Chosen Family will already be familiar with anyone who’s heard Rina Sawayama‘s debut, and it’s reinvented here as a duet with Sawayama and John – it’s impossible not to be touched by the lyrics inspired by queer teenagers looking for a sense of belonging after being shunned by their blood families. It’s a theme that the TV show It’s A Sin also explored, and Elton and Years & Years‘ cover of the Pet Shop Boys classic is also revisited on the Lockdown Sessions. It doesn’t quite have the impact of the original, but Olly Alexander’s voice is undeniably impressive.
Some tracks don’t quite work as well – Always Love You’s trap beats and explicit raps from Young Thug and Nicki Minaj is a brave attempt to push Elton out of his comfort zone, but it ends up sounding a bit awkward. Learn To Fly, a collaboration with Texan band Surfaces, is a bit too bland and soft-rock to make any real impression, and Charlie Puth’s After All sounds strangely dated, like it’s a cut from Elton’s early ’80s wilderness years.
Yet Elton’s restless nature and sense of adventure means that there’s a lot to enjoy on The Lockdown Sessions. The Metallica classic Nothing Else Matters is tackled, together with a guest list including Miley Cyrus, Yo-Yo Ma and Robert Trujillo, and ends up sounding at least the equal of the original. Best of all is The Pink Phantom, from last year’s Gorillaz album Song Machine, Season One: Strange Timez is an eerie mediation on mortality featuring a soulful vocal from Atlanta rapper 6lack.
With age, Elton’s vocal appears to have become slightly more mannered – on certain tracks, he comes perilously close to sounding a bit like Vic Reeves‘ comedy pub singer character.
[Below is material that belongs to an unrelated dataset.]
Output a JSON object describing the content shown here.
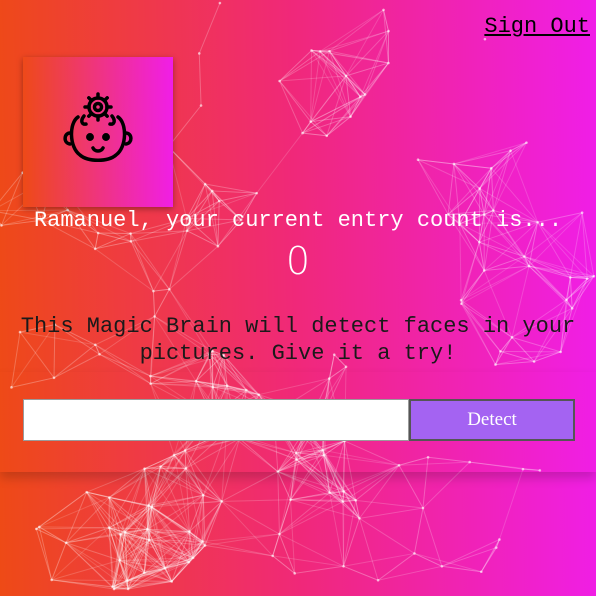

That doesn’t detract from The Lockdown Sessions though – an album that could have easily come off as a millionaire’s vanity project with his rich mates is actually a surprising, creatively rich endeavour.